http://wmbriggs.com/blog/?p=2514

M is the number of my kids who have the characteristic. It is a statistic describing the 1-subset. Thus M is one of three values: 0,1 or 2. To be consistent with my previous paragraph, we need to have P(M=1)=1/2. But according to your post associated with this comment, you would have P(M=1)=1/3, i.e. each value of M is equally likely. You also say this is based on logical probability. It seems that you have applied logical probability to the statistic M, rather than to the underlying phenomenon, i.e. the 1-subset.

The trouble I see with applying logical probability to a statistic,
rather than the underlying phenomenon it describes, is that it can lead to contradictions. Consider your post on the size of a cube

http://wmbriggs.com/blog/?p=2599

In that post, you have a finite number of possible cubes and the same number of possible values for certain statistics which describe cube size. We can use volume or edge-length, it doesnâ€™t matter. This is because the values for the statistic and the cubes themselves are in 1-1 correspondence.

But in the example with my kids, there are 4 possiblilities for the 1-subset, but only 3 possible values for the descriptive statistic M. This opens a kettle of worms, since I can cook up another statistic (example in my previous post) with only 2 possible values.
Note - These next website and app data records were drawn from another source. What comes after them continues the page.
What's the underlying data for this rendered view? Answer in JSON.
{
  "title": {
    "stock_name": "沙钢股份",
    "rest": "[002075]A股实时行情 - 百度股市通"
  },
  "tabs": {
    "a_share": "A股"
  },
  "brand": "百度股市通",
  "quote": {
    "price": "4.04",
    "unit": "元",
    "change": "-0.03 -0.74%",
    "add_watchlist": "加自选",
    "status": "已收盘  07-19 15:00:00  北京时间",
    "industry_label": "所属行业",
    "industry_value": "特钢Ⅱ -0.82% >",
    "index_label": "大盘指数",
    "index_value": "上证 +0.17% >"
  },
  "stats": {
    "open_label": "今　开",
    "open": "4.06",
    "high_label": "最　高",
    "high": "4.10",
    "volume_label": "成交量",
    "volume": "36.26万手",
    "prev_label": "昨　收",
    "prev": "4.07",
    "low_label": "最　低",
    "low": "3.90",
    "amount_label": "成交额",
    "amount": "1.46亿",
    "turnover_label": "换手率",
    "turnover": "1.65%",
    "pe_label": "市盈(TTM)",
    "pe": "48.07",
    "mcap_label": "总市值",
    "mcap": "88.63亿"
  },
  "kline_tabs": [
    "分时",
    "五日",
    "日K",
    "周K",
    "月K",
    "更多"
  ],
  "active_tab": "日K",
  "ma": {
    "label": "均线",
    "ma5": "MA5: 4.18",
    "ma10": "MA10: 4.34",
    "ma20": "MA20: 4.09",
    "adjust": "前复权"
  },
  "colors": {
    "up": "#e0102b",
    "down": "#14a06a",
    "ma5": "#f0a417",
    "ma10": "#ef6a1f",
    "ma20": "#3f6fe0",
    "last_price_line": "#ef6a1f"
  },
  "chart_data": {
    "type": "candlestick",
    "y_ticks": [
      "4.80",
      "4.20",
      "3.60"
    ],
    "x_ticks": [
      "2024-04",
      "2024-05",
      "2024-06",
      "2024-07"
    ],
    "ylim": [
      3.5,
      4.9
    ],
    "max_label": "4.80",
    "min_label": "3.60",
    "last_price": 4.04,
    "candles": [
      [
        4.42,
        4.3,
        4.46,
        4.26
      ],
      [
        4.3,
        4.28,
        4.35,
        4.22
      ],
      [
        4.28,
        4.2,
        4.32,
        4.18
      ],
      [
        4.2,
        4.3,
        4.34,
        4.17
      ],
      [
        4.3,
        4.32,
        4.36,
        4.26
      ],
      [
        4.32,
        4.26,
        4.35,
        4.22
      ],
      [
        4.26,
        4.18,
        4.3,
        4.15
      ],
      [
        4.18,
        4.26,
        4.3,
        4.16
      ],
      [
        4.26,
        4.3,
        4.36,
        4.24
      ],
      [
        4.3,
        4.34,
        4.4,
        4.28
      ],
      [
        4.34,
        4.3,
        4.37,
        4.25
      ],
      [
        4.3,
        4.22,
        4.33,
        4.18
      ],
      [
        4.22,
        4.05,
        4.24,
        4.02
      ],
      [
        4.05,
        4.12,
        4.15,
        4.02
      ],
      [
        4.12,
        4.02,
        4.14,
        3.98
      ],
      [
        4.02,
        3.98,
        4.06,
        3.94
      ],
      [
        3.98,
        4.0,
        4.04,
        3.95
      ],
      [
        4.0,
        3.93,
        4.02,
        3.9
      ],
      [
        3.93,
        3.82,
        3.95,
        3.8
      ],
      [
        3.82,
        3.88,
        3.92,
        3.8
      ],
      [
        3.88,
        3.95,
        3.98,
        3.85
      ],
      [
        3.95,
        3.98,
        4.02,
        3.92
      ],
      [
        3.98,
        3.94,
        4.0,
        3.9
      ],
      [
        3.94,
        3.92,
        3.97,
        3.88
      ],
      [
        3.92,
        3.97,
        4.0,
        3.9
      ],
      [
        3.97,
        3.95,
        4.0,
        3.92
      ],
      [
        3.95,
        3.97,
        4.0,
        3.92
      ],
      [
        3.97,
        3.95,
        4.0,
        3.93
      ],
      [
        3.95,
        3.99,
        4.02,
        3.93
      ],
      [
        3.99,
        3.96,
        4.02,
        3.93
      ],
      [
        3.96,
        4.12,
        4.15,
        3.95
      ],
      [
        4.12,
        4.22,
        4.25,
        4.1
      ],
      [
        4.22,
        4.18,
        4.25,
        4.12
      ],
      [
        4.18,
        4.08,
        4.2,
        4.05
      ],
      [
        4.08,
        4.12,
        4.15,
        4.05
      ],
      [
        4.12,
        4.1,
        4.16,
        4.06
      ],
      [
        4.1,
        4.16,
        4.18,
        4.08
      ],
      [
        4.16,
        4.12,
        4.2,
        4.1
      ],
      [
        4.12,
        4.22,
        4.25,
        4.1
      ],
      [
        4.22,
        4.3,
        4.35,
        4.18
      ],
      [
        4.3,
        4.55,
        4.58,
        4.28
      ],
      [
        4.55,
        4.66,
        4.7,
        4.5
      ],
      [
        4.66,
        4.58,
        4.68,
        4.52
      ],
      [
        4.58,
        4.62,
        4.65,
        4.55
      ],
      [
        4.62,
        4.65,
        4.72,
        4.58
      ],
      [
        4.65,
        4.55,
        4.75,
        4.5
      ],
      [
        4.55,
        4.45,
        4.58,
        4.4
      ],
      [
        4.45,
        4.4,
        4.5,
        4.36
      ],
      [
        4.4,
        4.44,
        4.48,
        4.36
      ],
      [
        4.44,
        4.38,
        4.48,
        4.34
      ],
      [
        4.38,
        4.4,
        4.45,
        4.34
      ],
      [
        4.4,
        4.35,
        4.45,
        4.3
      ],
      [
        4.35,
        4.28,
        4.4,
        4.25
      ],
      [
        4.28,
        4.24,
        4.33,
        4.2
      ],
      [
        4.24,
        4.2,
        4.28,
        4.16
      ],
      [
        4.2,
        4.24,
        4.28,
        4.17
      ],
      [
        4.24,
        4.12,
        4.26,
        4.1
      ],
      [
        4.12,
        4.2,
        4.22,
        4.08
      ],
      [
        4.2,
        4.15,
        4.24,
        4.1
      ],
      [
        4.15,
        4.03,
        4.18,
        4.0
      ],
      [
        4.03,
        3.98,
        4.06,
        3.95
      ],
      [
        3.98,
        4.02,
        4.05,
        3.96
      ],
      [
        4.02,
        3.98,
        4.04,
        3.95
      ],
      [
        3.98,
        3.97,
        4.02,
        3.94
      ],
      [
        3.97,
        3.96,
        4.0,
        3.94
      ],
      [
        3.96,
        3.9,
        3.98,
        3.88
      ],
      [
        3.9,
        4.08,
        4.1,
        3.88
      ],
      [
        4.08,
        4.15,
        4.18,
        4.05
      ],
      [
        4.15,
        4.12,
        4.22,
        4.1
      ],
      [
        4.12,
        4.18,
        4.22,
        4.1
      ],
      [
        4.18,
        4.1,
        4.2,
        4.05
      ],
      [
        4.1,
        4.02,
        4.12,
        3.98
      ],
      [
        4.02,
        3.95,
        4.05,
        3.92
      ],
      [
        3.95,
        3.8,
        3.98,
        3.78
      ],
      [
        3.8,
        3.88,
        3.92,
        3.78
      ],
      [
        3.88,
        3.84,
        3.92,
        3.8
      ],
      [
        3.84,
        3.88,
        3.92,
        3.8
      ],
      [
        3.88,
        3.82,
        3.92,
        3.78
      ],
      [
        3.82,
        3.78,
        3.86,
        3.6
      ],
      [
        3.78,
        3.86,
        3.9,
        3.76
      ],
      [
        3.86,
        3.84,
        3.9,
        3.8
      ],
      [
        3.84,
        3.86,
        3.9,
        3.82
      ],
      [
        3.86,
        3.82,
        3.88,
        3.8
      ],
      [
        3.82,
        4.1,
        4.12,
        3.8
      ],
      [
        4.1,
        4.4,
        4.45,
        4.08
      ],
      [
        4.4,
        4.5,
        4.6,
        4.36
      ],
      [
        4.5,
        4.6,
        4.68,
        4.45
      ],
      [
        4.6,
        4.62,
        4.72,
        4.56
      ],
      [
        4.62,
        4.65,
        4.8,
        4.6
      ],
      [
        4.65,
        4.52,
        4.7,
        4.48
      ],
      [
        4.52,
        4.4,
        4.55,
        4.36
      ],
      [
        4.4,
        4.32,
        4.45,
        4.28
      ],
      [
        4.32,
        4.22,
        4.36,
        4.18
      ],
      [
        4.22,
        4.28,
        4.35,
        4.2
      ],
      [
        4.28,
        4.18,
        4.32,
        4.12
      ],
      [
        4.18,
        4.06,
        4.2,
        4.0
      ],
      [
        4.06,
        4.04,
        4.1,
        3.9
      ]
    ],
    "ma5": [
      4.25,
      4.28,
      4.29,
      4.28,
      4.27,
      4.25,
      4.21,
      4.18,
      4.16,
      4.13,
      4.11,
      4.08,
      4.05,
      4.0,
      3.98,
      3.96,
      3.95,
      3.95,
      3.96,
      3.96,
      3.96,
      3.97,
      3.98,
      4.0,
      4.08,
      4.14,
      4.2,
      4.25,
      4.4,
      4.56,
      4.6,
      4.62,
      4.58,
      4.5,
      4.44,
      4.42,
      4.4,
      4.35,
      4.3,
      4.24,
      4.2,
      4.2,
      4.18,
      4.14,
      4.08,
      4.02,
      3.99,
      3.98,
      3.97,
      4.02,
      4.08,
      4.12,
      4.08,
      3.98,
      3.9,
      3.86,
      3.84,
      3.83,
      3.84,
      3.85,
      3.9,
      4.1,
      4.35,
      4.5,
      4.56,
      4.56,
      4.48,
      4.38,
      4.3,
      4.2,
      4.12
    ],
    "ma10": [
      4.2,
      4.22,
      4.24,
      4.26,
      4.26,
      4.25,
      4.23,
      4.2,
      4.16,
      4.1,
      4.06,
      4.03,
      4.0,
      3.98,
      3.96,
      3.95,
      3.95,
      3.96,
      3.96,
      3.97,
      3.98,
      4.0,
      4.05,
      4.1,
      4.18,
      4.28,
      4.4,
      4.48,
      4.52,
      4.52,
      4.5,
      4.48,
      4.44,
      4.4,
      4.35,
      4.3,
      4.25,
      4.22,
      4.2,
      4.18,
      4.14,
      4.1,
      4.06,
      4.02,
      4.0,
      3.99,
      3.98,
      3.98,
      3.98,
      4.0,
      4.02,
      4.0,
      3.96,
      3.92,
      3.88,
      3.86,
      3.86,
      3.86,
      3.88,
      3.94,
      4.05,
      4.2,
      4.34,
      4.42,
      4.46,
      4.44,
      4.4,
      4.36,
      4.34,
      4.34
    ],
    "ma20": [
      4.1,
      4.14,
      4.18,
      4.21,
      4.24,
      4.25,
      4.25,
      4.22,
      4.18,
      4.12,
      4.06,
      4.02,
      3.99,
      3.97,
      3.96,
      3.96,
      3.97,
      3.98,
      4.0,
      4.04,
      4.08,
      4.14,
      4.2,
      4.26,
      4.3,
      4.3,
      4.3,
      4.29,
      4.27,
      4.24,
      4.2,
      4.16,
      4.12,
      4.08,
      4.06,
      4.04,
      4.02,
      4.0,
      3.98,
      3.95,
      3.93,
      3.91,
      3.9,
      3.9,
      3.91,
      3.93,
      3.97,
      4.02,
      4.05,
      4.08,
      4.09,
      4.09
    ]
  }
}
Putting a uniform probability on that is not consistent with a uniform probability on M.